“What does this mean for the average bear?,” Roswell asked and then responded, “It means people can choose what they want.
And to the question about the credibility of talk show hosts, Roswell said, “Talk show hosts are not journalists.”
He felt that broadcast media often is a step ahead of print, as it can be immediate.
Still, he reads print media regularly, especially the Gloucester County Times, his local newspaper. He mused that the top papers, like the New York Times, Washington Post and the Wall Street Journal, have more resources than smaller outlets.
Our Valley is different. We don’t have local television news; We’re just too far away from Denver and Grand Junction. So print media here remains vital and strong.
Now however, the internet has helped print to compete. Editors can get out their message as quickly as bandwidth allows. Social media allows “push” information that goes directly without any action by the public.
No longer is everyone absorbing the same information, the same talking points and sound bites. On the contrary, we just filter out what we don’t want to hear.
Enter computers and the internet which have changed the entire planet, the news media in particular. For millennials, it’s hard to imagine not having answering machine, mobile devices or caller ID. And not even a microwave to heat up those leftover lunches that I was eating for dinner as another deadline loomed in front of me.
Journalism — the practice of reporting information unbiased and accurate — has been turned upside down by the relentless push of technology.
Not that it’s a bad thing. It’s just inevitable change — maybe even progress. Just throw in the 24/7 mania caused by so many communication options: cable, satellite, live news streaming, round the clock feeds, smart phones, tablets and even the good old laptop (remember the desktop?).
Change can be beneficial or harmful or both at the same time.
It has been very interesting to compare the past and the present. We are all more knowledgeable and aware because of instant information, yet we are subject to content overload. So often we just tune stuff out. Too much for one single human brain to absorb at once.
But one can’t choose between change in one field of endeavor, such as medicine, and modification in another, like the news media. So we just have to learn to navigate the new cosmos.

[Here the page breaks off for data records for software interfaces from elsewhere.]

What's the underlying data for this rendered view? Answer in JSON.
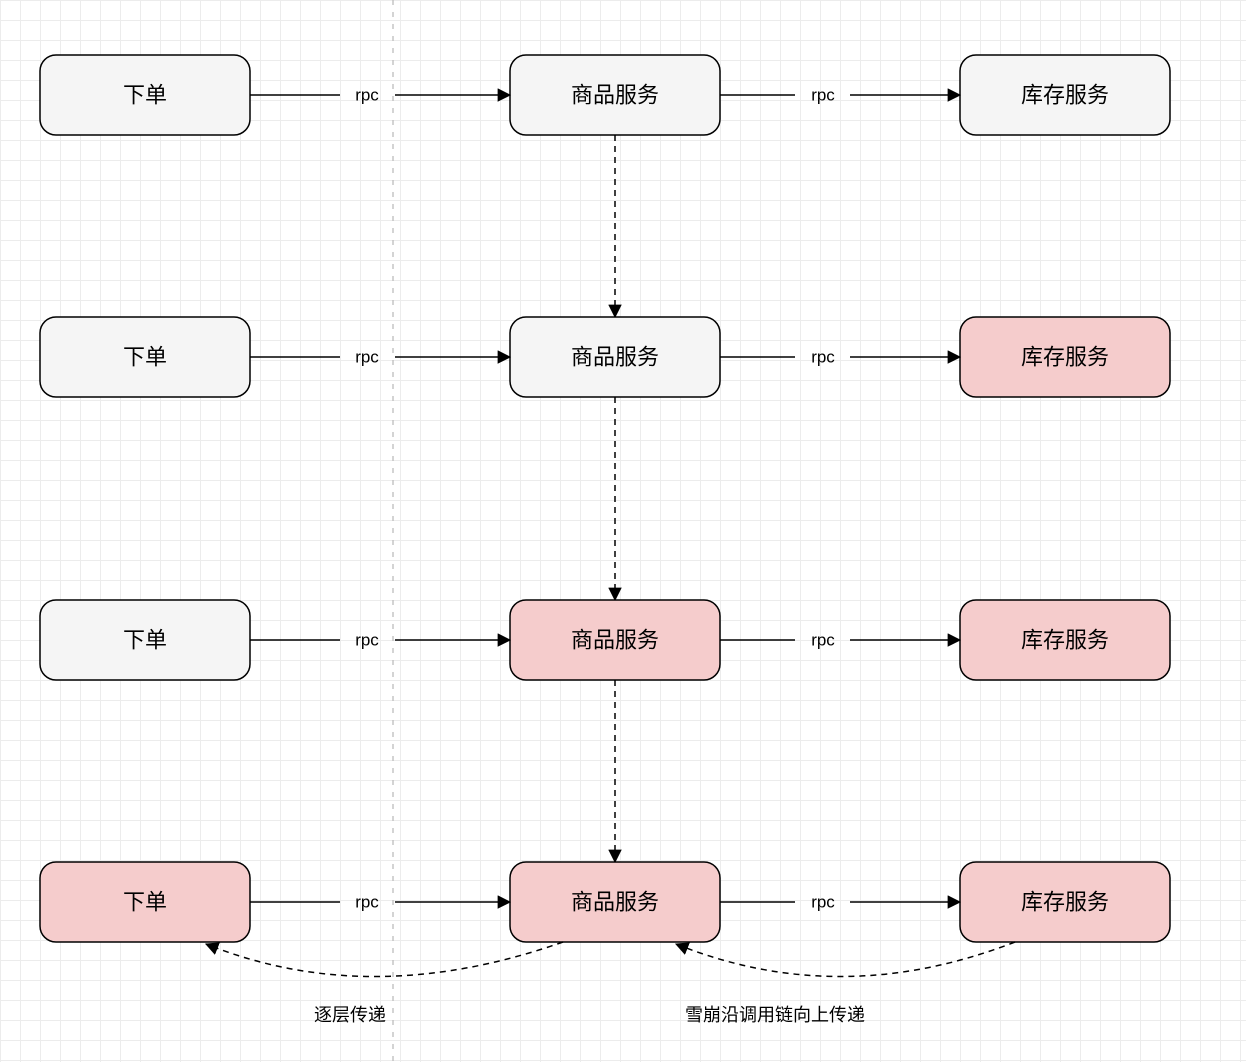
{
  "nodes": {
    "row1": {
      "order": "下单",
      "product": "商品服务",
      "stock": "库存服务"
    },
    "row2": {
      "order": "下单",
      "product": "商品服务",
      "stock": "库存服务"
    },
    "row3": {
      "order": "下单",
      "product": "商品服务",
      "stock": "库存服务"
    },
    "row4": {
      "order": "下单",
      "product": "商品服务",
      "stock": "库存服务"
    }
  },
  "edges": {
    "rpc": "rpc"
  },
  "captions": {
    "left": "逐层传递",
    "right": "雪崩沿调用链向上传递"
  },
  "states": {
    "row1": {
      "order": "normal",
      "product": "normal",
      "stock": "normal"
    },
    "row2": {
      "order": "normal",
      "product": "normal",
      "stock": "error"
    },
    "row3": {
      "order": "normal",
      "product": "error",
      "stock": "error"
    },
    "row4": {
      "order": "error",
      "product": "error",
      "stock": "error"
    }
  },
  "colors": {
    "normal": "#f5f5f5",
    "error": "#f5cccc"
  }
}
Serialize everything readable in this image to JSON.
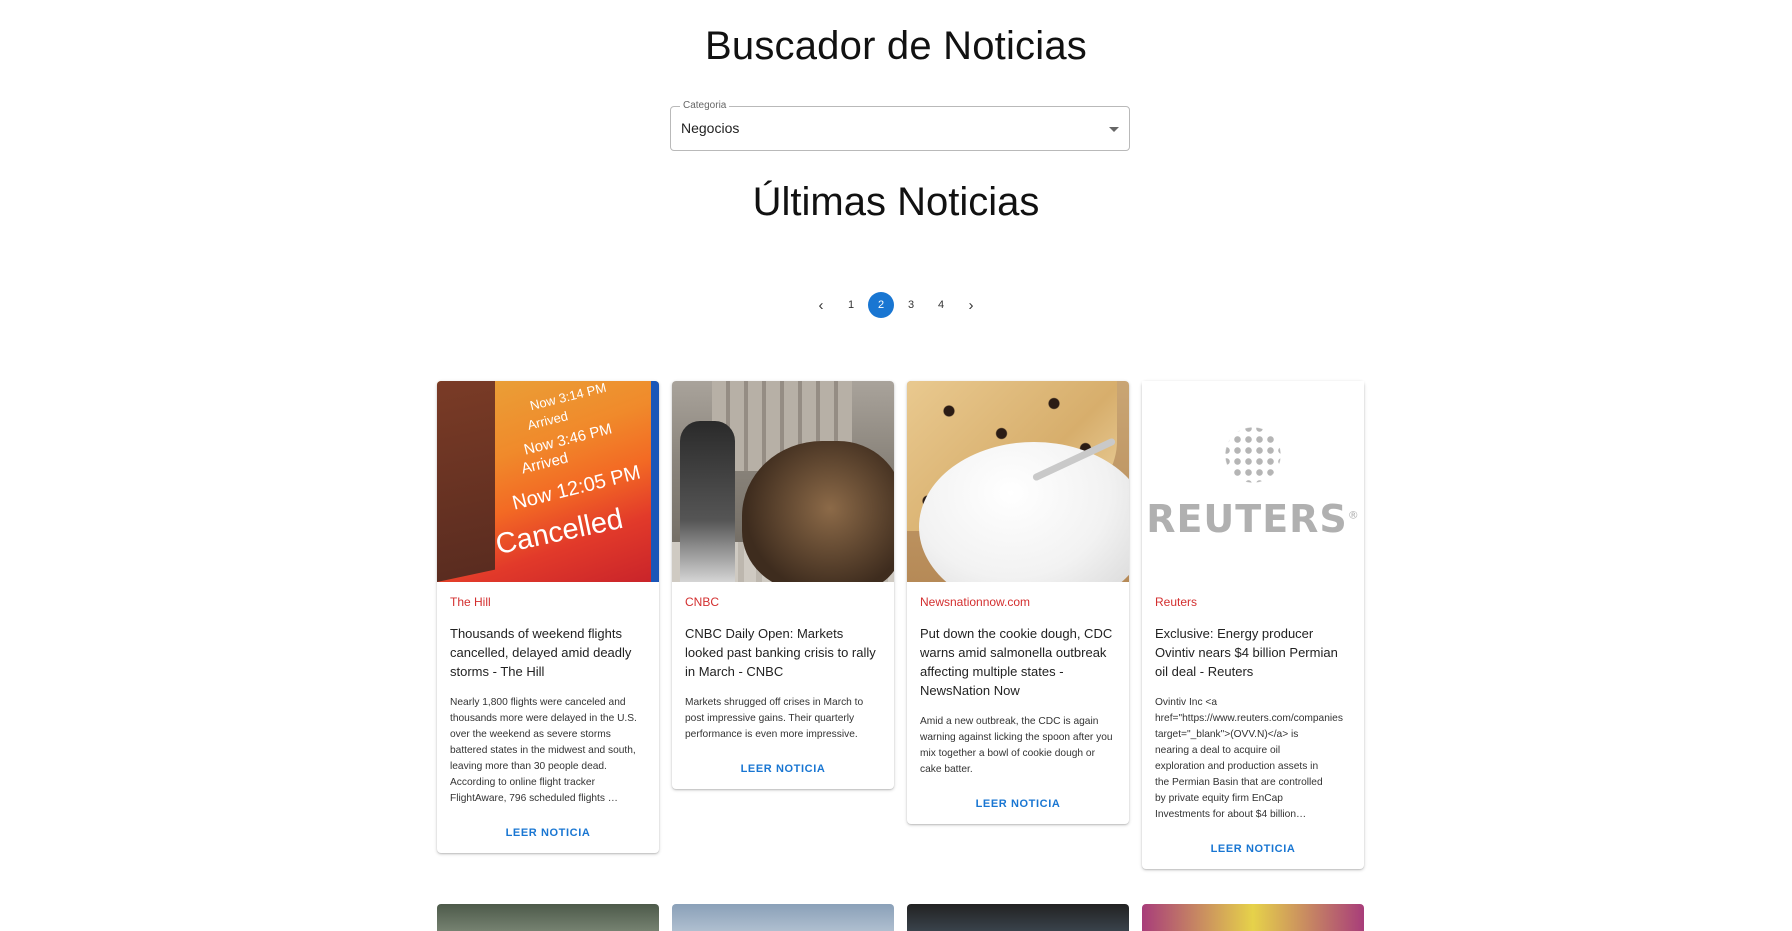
{
  "header": {
    "title": "Buscador de Noticias"
  },
  "category": {
    "label": "Categoria",
    "value": "Negocios"
  },
  "section": {
    "title": "Últimas Noticias"
  },
  "pagination": {
    "prev_icon": "‹",
    "next_icon": "›",
    "pages": [
      "1",
      "2",
      "3",
      "4"
    ],
    "current": "2"
  },
  "colors": {
    "accent": "#1976d2",
    "source": "#d32f2f"
  },
  "articles": [
    {
      "source": "The Hill",
      "title": "Thousands of weekend flights cancelled, delayed amid deadly storms - The Hill",
      "description": "Nearly 1,800 flights were canceled and thousands more were delayed in the U.S. over the weekend as severe storms battered states in the midwest and south, leaving more than 30 people dead. According to online flight tracker FlightAware, 796 scheduled flights …",
      "link": "LEER NOTICIA",
      "image_text": {
        "line1": "Now 3:14 PM",
        "line2": "Arrived",
        "line3": "Now 3:46 PM",
        "line4": "Arrived",
        "line5": "Now 12:05 PM",
        "line6": "Cancelled"
      }
    },
    {
      "source": "CNBC",
      "title": "CNBC Daily Open: Markets looked past banking crisis to rally in March - CNBC",
      "description": "Markets shrugged off crises in March to post impressive gains. Their quarterly performance is even more impressive.",
      "link": "LEER NOTICIA"
    },
    {
      "source": "Newsnationnow.com",
      "title": "Put down the cookie dough, CDC warns amid salmonella outbreak affecting multiple states - NewsNation Now",
      "description": "Amid a new outbreak, the CDC is again warning against licking the spoon after you mix together a bowl of cookie dough or cake batter.",
      "link": "LEER NOTICIA"
    },
    {
      "source": "Reuters",
      "title": "Exclusive: Energy producer Ovintiv nears $4 billion Permian oil deal - Reuters",
      "description_lines": [
        "Ovintiv Inc <a",
        "href=\"https://www.reuters.com/companies",
        "target=\"_blank\">(OVV.N)</a> is",
        "nearing a deal to acquire oil",
        "exploration and production assets in",
        "the Permian Basin that are controlled",
        "by private equity firm EnCap",
        "Investments for about $4 billion…"
      ],
      "link": "LEER NOTICIA",
      "logo_text": "REUTERS",
      "logo_mark": "®"
    }
  ]
}
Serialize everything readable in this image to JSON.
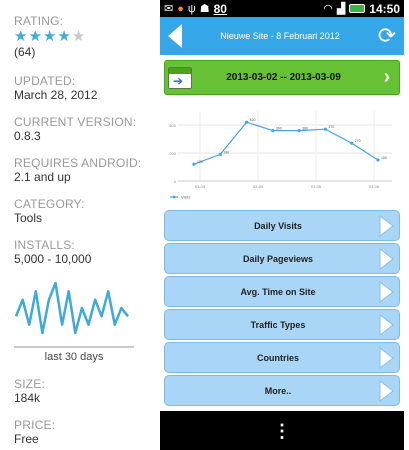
{
  "listing": {
    "rating_label": "RATING:",
    "rating_stars": 4,
    "rating_max": 5,
    "rating_count": "(64)",
    "updated_label": "UPDATED:",
    "updated_value": "March 28, 2012",
    "version_label": "CURRENT VERSION:",
    "version_value": "0.8.3",
    "requires_label": "REQUIRES ANDROID:",
    "requires_value": "2.1 and up",
    "category_label": "CATEGORY:",
    "category_value": "Tools",
    "installs_label": "INSTALLS:",
    "installs_value": "5,000 - 10,000",
    "sparkline_caption": "last 30 days",
    "sparkline_values": [
      5,
      7,
      4,
      8,
      3,
      7,
      9,
      4,
      8,
      3,
      6,
      4,
      7,
      5,
      8,
      4,
      6,
      5
    ],
    "size_label": "SIZE:",
    "size_value": "184k",
    "price_label": "PRICE:",
    "price_value": "Free",
    "colors": {
      "accent": "#3fa9d8",
      "star_off": "#c9c9c9"
    }
  },
  "statusbar": {
    "icons": [
      "mail-icon",
      "circle-icon",
      "usb-icon",
      "android-icon"
    ],
    "temperature": "80",
    "time": "14:50"
  },
  "app": {
    "title": "Nieuwe Site - 8 Februari 2012",
    "date_range": "2013-03-02 -- 2013-03-09",
    "colors": {
      "titlebar": "#35a6e8",
      "daterange": "#67c135",
      "button": "#a9d6f6"
    }
  },
  "chart_data": {
    "type": "line",
    "y_ticks": [
      "400",
      "200",
      "0"
    ],
    "x_ticks": [
      "03-03",
      "03-04",
      "03-05",
      "03-06"
    ],
    "values": [
      120,
      190,
      420,
      360,
      360,
      370,
      270,
      150
    ],
    "point_labels": [
      "120",
      "190",
      "420",
      "360",
      "360",
      "370",
      "270",
      "150"
    ],
    "ylim": [
      0,
      500
    ],
    "legend": "Visits",
    "legend_position": "bottom-left",
    "grid": true
  },
  "menu": [
    {
      "label": "Daily Visits"
    },
    {
      "label": "Daily Pageviews"
    },
    {
      "label": "Avg. Time on Site"
    },
    {
      "label": "Traffic Types"
    },
    {
      "label": "Countries"
    },
    {
      "label": "More.."
    }
  ],
  "navbar": {
    "overflow": "⋮"
  }
}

The advice I give myself and would give to others is to be carefully selective, educated and reject obviously manufactured information.
I’m so glad I’m back in the newsroom.